At a craft-brewing event in Sacramento last weekend, business cards were almost as important as the beer.
The California Craft Beer Summit and Brewers Showcase brought many current and aspiring brewers to downtown Sacramento. But lawyers, marketing professionals and equipment vendors also attended the event, hoping to build professional relationships with brewery owners.
Dean Peckham of Ruhstaller Beer chats with brewers at the inaugural California Craft Beer Summit Expo on Saturday at the Sacramento Convention Center. The California Craft Brewers Association put on the event.

It was evidence that the craft beer boom’s business impact extends beyond breweries. New businesses have formed to serve craft brewers’ needs. And some existing businesses have expanded their services for the same reason.

Some professionals at the summit saw a void in services early on. More than six years ago, Candace L. Moon founded The Craft Beer Attorney APC. The San Diego-based legal practice focuses on serving the craft beer industry, with more than 150 clients across California, including some Sacramento-area breweries. Moon was a presenter at the summit, and also sold copies of her book, which is a guide to opening a brewery.

Moon said the event was a good experience from a professional standpoint, since she met many people who planned to open breweries.
Lindsey Herrema, a co-founder of The Can Van, was also pleased with the networking opportunities. Herrema’s company, which is based in San Francisco and Sacramento, offers “mobile canning solutions” to breweries. The company brings equipment, materials and staff to entrepreneurs interested in canning their brews.

“I liked that this focused just on California,” Herrema said of the summit. “It went well. It was a fun event.”

Organizers said more than 1,800 people attended the two-day summit at the Sacramento Convention Center, which included educational sessions geared largely toward people in the industry. A beer-tasting showcase, geared more toward consumers, was held Saturday on Capitol Mall and attracted more than 2,500 people, according to organizers.
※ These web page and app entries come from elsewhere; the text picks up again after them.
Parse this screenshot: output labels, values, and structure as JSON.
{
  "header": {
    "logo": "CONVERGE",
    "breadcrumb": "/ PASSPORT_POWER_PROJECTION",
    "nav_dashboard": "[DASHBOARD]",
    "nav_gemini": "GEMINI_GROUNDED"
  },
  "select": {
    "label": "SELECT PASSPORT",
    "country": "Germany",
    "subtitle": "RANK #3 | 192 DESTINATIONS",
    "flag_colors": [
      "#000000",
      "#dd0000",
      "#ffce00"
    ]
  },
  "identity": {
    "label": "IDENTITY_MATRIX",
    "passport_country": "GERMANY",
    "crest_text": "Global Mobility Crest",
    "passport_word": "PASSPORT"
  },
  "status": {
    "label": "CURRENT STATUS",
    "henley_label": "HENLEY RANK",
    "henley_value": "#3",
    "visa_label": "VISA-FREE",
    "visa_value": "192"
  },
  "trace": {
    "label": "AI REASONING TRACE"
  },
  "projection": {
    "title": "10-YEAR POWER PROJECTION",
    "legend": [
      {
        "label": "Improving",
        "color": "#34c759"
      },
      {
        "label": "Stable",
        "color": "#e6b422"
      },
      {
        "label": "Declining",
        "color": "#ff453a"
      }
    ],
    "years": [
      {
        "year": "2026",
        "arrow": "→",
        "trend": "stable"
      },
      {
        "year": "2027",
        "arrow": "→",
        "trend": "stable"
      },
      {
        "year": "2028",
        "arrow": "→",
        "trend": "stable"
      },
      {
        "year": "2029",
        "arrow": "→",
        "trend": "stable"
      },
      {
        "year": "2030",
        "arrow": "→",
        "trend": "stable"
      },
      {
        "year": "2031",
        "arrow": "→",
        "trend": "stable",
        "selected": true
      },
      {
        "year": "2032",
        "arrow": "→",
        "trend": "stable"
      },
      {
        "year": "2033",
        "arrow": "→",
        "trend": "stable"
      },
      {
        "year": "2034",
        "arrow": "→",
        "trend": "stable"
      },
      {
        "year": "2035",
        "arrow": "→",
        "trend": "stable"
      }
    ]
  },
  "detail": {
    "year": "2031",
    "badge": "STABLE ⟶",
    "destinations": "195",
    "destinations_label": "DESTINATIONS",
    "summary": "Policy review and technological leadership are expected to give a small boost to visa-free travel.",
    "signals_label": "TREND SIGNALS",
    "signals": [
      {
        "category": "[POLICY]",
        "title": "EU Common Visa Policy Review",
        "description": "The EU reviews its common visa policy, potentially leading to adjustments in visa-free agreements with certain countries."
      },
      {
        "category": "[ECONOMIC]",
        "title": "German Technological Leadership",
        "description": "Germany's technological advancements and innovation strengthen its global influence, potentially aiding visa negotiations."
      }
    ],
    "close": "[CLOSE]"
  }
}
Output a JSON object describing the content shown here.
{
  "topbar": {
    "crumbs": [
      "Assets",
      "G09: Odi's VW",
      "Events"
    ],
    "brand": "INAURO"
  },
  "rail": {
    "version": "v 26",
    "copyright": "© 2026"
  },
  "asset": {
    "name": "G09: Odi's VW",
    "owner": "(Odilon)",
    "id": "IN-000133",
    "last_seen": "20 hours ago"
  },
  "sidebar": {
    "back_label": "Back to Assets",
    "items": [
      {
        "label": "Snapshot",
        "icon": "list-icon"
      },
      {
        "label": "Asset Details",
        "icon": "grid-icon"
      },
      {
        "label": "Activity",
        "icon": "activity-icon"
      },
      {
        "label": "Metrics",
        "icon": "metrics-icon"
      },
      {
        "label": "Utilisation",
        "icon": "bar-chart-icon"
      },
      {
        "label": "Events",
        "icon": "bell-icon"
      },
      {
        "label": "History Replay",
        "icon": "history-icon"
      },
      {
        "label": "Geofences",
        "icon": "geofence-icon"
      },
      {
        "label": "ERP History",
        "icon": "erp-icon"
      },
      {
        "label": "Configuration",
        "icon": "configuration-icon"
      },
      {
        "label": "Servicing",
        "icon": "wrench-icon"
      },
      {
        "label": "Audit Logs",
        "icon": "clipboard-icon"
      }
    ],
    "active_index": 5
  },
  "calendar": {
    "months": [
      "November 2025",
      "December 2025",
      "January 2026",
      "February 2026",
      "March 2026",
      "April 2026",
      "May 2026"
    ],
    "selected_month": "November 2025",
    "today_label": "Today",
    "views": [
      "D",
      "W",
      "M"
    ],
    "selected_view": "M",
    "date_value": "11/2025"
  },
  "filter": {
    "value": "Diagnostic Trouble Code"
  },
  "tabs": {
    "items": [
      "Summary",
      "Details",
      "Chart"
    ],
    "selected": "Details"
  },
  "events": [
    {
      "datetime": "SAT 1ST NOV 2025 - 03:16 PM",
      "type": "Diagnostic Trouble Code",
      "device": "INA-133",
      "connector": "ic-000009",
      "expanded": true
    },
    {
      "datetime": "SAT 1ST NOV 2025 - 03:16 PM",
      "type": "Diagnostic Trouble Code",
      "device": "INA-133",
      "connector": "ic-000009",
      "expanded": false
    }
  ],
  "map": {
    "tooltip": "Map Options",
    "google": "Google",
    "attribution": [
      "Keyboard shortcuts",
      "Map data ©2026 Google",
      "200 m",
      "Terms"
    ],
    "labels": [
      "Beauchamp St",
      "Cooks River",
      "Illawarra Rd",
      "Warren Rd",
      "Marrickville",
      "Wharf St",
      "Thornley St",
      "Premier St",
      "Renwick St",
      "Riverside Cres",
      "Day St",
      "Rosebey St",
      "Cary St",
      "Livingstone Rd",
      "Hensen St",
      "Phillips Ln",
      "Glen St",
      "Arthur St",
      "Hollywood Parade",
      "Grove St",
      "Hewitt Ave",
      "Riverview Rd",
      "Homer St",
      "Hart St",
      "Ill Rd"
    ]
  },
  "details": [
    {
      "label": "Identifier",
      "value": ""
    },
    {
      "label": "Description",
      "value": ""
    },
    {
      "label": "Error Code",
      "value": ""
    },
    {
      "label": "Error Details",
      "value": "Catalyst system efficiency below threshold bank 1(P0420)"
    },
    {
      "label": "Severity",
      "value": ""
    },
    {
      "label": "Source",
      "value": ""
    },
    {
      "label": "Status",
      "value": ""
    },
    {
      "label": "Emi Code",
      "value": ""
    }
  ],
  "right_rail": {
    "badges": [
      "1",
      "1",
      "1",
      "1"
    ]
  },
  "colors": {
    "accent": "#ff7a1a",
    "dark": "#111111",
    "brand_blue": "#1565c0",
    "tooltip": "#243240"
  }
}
“It was very well-organized and well-run,” said Scott Scoville, who co-founded Beers In Sac with Ted Rozalski. “We did run into a lot of people that wanted to get into the industry.”

Beers In Sac, an online hub for information about beer in Sacramento, was a sponsor of the event. Beers In Sac also designed the event’s smartphone app.
The first-time event was presented by the California Craft Brewers Association, a group that says the state currently has about 580 breweries. On average, two new breweries open each week in California, according to Tom McCormick, the association’s executive director. Craft beer contributed more than $6.5 billion to the state’s economy in 2014, he said.

So it’s no surprise the summit was a networking vehicle for many entrepreneurs eager to help brewers in their marketing efforts. The event showcased more than 150 California breweries. “All the big guys were there. They were rubbing elbows with you,” said Ashley Johnson, founder of Sacramento-based Local Beer Works, a new business.

Johnson plans to offer a marketing tool for breweries that will include multiple elements, from a member-based discount program for consumers to an online marketplace designed to showcase beer- and brewery-related apparel.

Dennis and Dana Hall of Elk Grove have designed another marketing tool: a $50 craft brewery tour card for consumers. Beer fans purchase the card and get discounts at its participating breweries for a year. There’s no charge for breweries to participate. The Halls started working on the idea in April, but the cards only recently became available.

“The craft beer summit was huge for us,” said Dana Hall. The tour-card program is called California Craft Breweries.